GSU and Southern squared off in the long-anticipated game in April in Shreveport instead of the usual Thanksgiving weekend in New Orleans due to the pandemic. Before Saturday’s game, the series was tied between the Tigers and the Jaguars – each tallying 23 wins. In the end, Southern University came out on top with 24 victories.

The matchup, which is nationally televised, took place in front of a socially distanced crowd that largely wore masks except when eating or drinking. Many fans bundled up in blankets, hats, and jackets to brave temperatures that dipped into the high 50s.

Deatra and David Smith, of Shreveport, were glad that the game was close to home, saving them the drive to New Orleans. They are GSU Class of 1988 and 2003 graduates, respectively.

“We’re glad to be able to get out and fellowship with other fans and just have the game experience,” Deatra Smith said.

“For me, this is a chance to get out with university alumni and fans,” said 2004 GSU graduate Andrew Wilson. “It feels like home.”

Wilson, of Shreveport, wore a stylish, denim jacket adorned with tiger emblems, Gs, HBCU and more. “I’ve had this jacket for two years but because of the pandemic, I didn’t get to wear it.”

Some fans found themselves with ties to both universities.

Jerry Carter, who graduated from Southern in 2020, supported his GSU Tiger son, Javon Carter, during Saturday’s game.

“It’s always an awesome experience when two of the greatest HBCUs come together for a great football game,” he said, adding that “Grambling is his story. Southern is my story.”

Janice Hurks, of Oakdale, wore a Grambling State University T-shirt and a Southern University necklace. She attended GSU but didn’t graduate and went on to earn an associate’s degree from Southern.

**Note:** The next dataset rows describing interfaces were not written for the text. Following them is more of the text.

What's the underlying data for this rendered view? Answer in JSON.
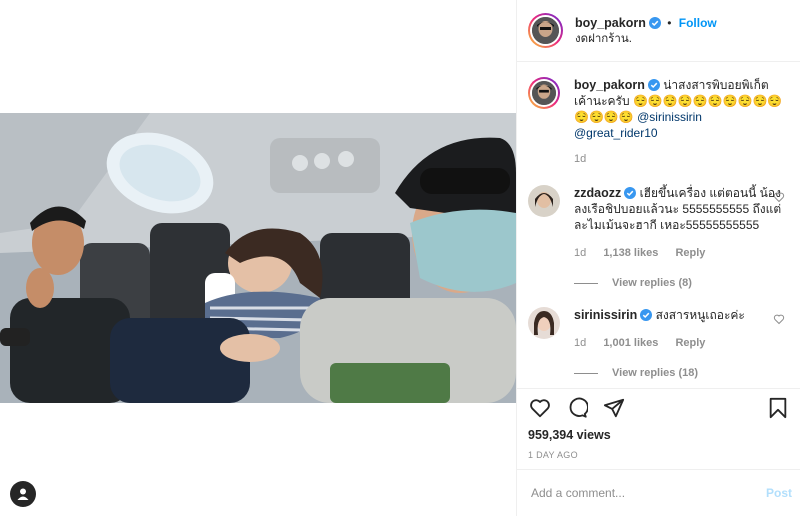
{
  "post": {
    "username": "boy_pakorn",
    "follow_label": "Follow",
    "dot": "•",
    "location": "งดฝากร้าน.",
    "caption": {
      "username": "boy_pakorn",
      "text": "น่าสงสารพิบอยพิเก็ตเค้านะครับ 😌😌😌😌😌😌😌😌😌😌😌😌😌😌",
      "mentions": "@sirinissirin @great_rider10",
      "time": "1d"
    },
    "comments": [
      {
        "username": "zzdaozz",
        "text": "เฮียขึ้นเครื่อง แต่ตอนนี้ น้องลงเรือชิปบอยแล้วนะ 5555555555 ถึงแต่ละไมเม้นจะฮากี เหอะ55555555555",
        "time": "1d",
        "likes": "1,138 likes",
        "reply": "Reply",
        "view_replies": "View replies (8)"
      },
      {
        "username": "sirinissirin",
        "text": "สงสารหนูเถอะค่ะ",
        "time": "1d",
        "likes": "1,001 likes",
        "reply": "Reply",
        "view_replies": "View replies (18)"
      }
    ],
    "views": "959,394 views",
    "posted_ago": "1 DAY AGO",
    "comment_placeholder": "Add a comment...",
    "post_label": "Post"
  },
  "colors": {
    "link": "#0095f6",
    "verified": "#3897f0",
    "muted": "#8e8e8e",
    "post_disabled": "#b2dffc"
  },
  "icons": [
    "verified-badge-icon",
    "heart-icon",
    "comment-icon",
    "share-icon",
    "bookmark-icon",
    "user-tag-icon"
  ]
}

“I’m glad the game was held,” she said. “It’s wonderful when we can gather like this.”

New Orleans native Casmè, of Season 19 of NBC’s The Voice (Team Legend), performed the national anthem during the Bayou Classic. There was no dynamic eye-catching, ear-filling Battle of the Bands this year between the two historically black Louisiana colleges. SWAC regulations limit all travel for SWAC member institutions’ bands for health and safety reasons during the Spring 2021 football season. The halftime show featured highlights from past Bayou Classic games and top halftime show moments from 2015 to 2019, presented by Proctor and Gamble.

Walter George, a 1973 graduate of GSU and a former member of the World Famed Tiger Marching Band, said he was happy that the game didn’t get cancelled. And although he understands the safety precautions, he really missed the bands.

“I hate it,” he said. “It was part of the whole experience – us going against them and them going against us.”

Ruston resident Terry Jordan (GSU Class of1982 and 1989) attended the game with his aunt, Nannie Jordan-Lewis (Class of 1965). Although the Tigers may have lost the traditional battle to the Jaguars this time, he predicted “we’ll get them next time.”